We hope that this back-to-school season is off to a fantastic start, and that your summer was filled with some sweet, screen-free family time! Since last October, we have been posting excerpts from our book-in-progress: Who’s Raising Our Kids? Nurturing Human Values in a Digital World (©2017). Below you will find the last excerpt in this series, addressing the subtle shifts in our children’s behavior as more and more time is spent on digital distractions. You might have noticed that this topic is beginning to receive the much-needed attention it deserves; each day new articles detail the necessity for parents and educators to examine when and how children are engaging with screens. Over the last few months, we have experienced a surge of interest in our presentation and student curriculum from schools looking for ways to start and sustain a conversation with their parent and student bodies. We would love to hear from you on how your communities are addressing raising kids with human values in this increasingly digital world.
Lessons from Pinocchio:
In the Disney version of Pinocchio, the endearing wooden boy with a great propensity for lying is offered a trip to Pleasure Island where children are free to do anything they like, with no rules and no parents to dictate their behavior. For a while Pinocchio delights in the freedom. He eats nothing but candy, breaks things for the fun of it, smokes, drinks, steals…you get the picture. Jiminy Cricket, watching out for his friend, learns that Pleasure Island has a secret.

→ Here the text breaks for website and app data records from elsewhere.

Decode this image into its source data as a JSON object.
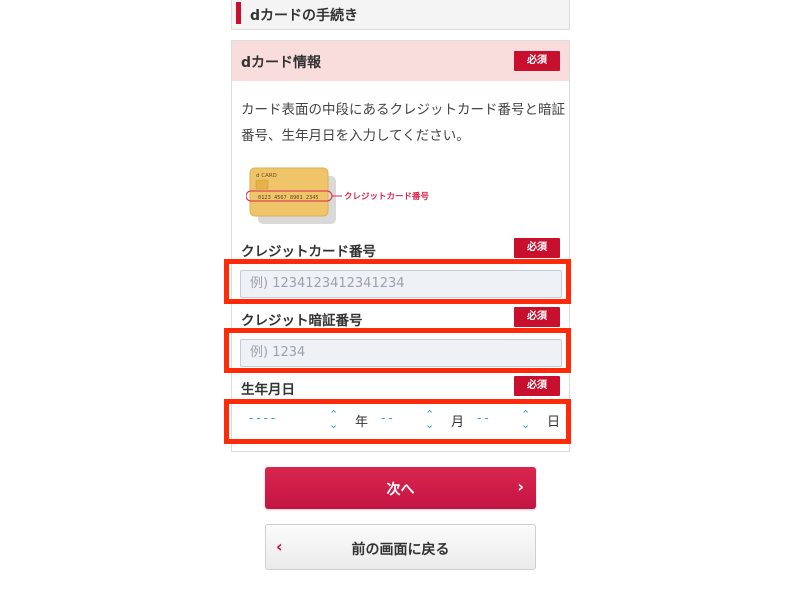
{
  "section_header": {
    "title": "dカードの手続き"
  },
  "panel": {
    "title": "dカード情報",
    "required_label": "必須",
    "description": "カード表面の中段にあるクレジットカード番号と暗証番号、生年月日を入力してください。",
    "illustration": {
      "card_brand": "d CARD",
      "card_number": "0123 4567 8901 2345",
      "caption": "クレジットカード番号"
    }
  },
  "fields": {
    "card_number": {
      "label": "クレジットカード番号",
      "placeholder": "例) 1234123412341234",
      "required_label": "必須"
    },
    "pin": {
      "label": "クレジット暗証番号",
      "placeholder": "例) 1234",
      "required_label": "必須"
    },
    "birthdate": {
      "label": "生年月日",
      "required_label": "必須",
      "year": {
        "value": "----",
        "unit": "年"
      },
      "month": {
        "value": "--",
        "unit": "月"
      },
      "day": {
        "value": "--",
        "unit": "日"
      }
    }
  },
  "buttons": {
    "next": {
      "label": "次へ",
      "icon": "chevron-right-icon"
    },
    "back": {
      "label": "前の画面に戻る",
      "icon": "chevron-left-icon"
    }
  },
  "colors": {
    "accent": "#c8102e",
    "highlight": "#ff2a0a",
    "header_bg": "#f9dcdc"
  }
}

The longer you play on Pleasure Island, the more you lose what makes you human—the children are slowly turning into donkeys. Once the transformation is complete, they are sold into slavery.

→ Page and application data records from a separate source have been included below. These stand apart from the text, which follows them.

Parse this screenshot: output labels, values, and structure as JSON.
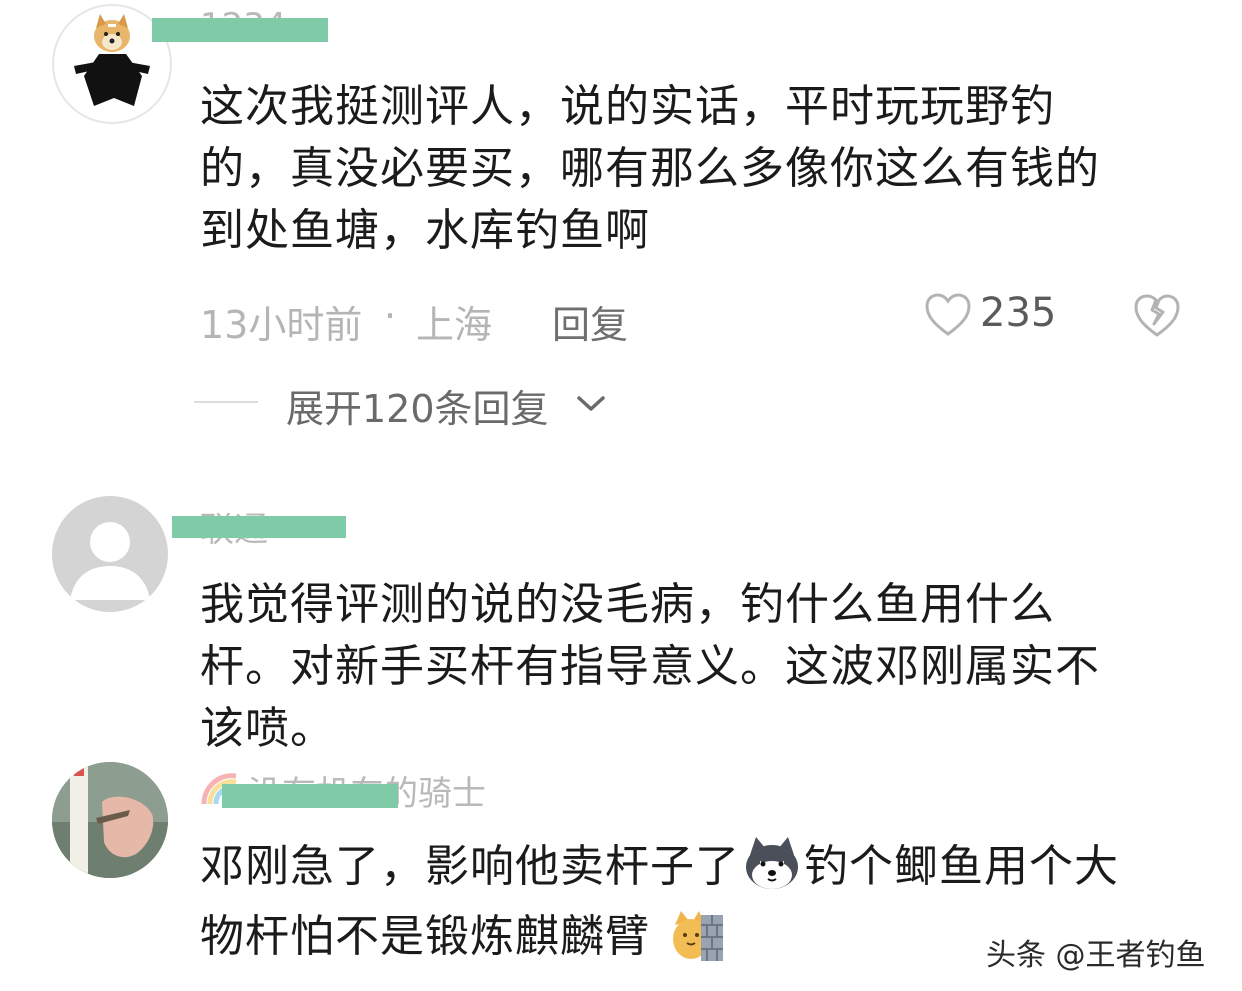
{
  "comments": [
    {
      "username": "1234",
      "text_lines": [
        "这次我挺测评人，说的实话，平时玩玩野钓",
        "的，真没必要买，哪有那么多像你这么有钱的",
        "到处鱼塘，水库钓鱼啊"
      ],
      "time": "13小时前",
      "separator": "·",
      "location": "上海",
      "reply_label": "回复",
      "likes": "235",
      "expand_label": "展开120条回复"
    },
    {
      "username": "联通",
      "text_lines": [
        "我觉得评测的说的没毛病，钓什么鱼用什么",
        "杆。对新手买杆有指导意义。这波邓刚属实不",
        "该喷。"
      ]
    },
    {
      "username": "没有机车的骑士",
      "line1_a": "邓刚急了，影响他卖杆子了",
      "line1_b": "钓个鲫鱼用个大",
      "line2": "物杆怕不是锻炼麒麟臂"
    }
  ],
  "watermark": "头条 @王者钓鱼",
  "icons": {
    "heart": "heart-outline-icon",
    "dislike": "broken-heart-icon",
    "chevron": "chevron-down-icon",
    "emoji_husky": "husky-emoji-icon",
    "emoji_cat_wall": "cat-behind-wall-emoji-icon"
  },
  "colors": {
    "mask": "#7fcaa7",
    "meta_text": "#b5b5b5",
    "body_text": "#1b1b1b"
  }
}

There are many reasons that children are drawn to games. Peter Gray is a clinical psychologist who has written extensively about the importance of free play in child development. Gray suggests that, unlike the past when parents would send their children out to play without adult supervision, there are very few places today where children can escape a hovering adult, except online. For the child, part of the thrill of online gaming is that they can explore an environment without being supervised. But this is not free play. When children are truly free to entertain themselves, they create the games, negotiate the rules, assign each other parts, play, argue, change the game, and eventually decide to do something else. Their activity is structured solely by their imagination and the cooperation of their friends. The online game is created by a team of adults. The structure is designed so that the child “wins” just enough to keep the adrenalin flowing. The goal is to keep him playing forever.

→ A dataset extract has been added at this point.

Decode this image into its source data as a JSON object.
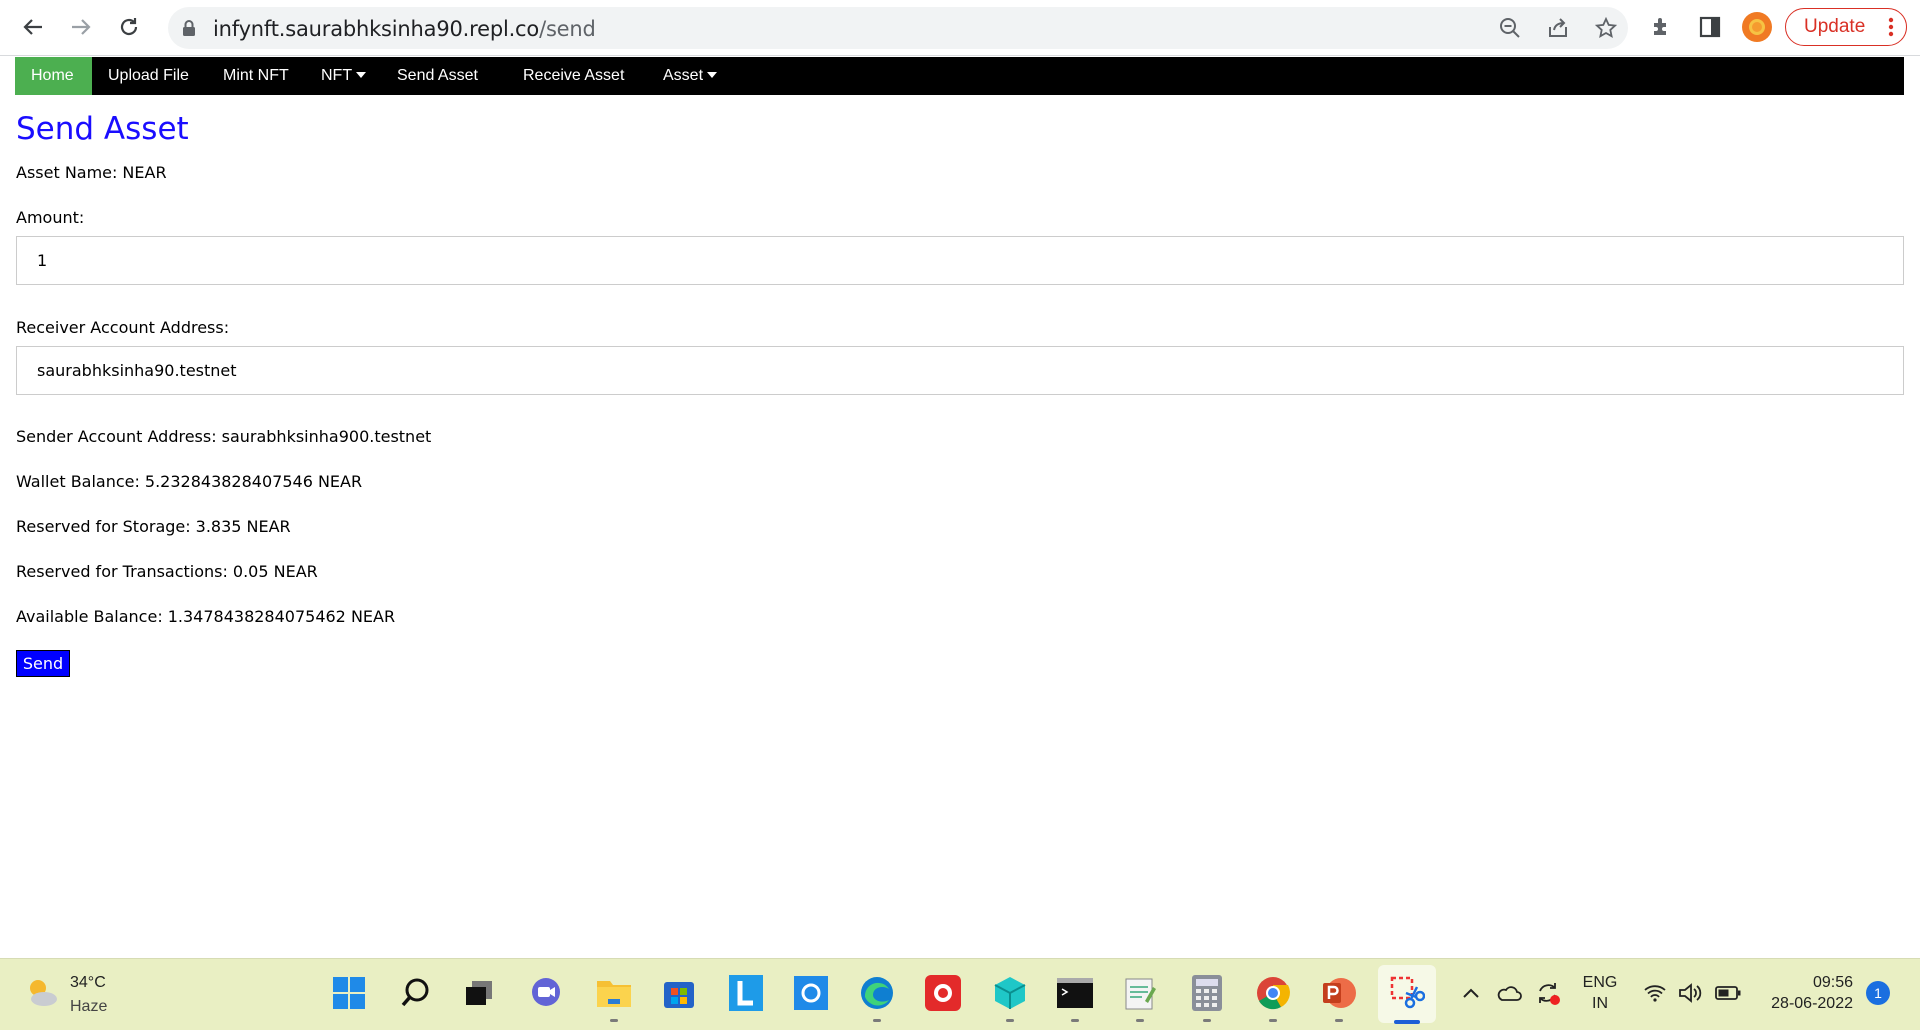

If you are going to take a strong stand against gaming, it is important to understand that free, unsupervised play is an important part of childhood. Connect with other parents and strategize about how to create environments where your kids can play without an adult watching every move, where children can experience independence without being shaped by game developers.
Throughout this book we’ll explore the many reasons why we turn to the cyber world for entertainment and you will have chances to create family guidelines that reflect your values. For now, focus on becoming aware of what you are modeling. Ask yourself how often, when, and why you are accessing online entertainment. How does it make you feel? When is it enhancing your life? What are you missing by escaping into the cyber world?
Take It Home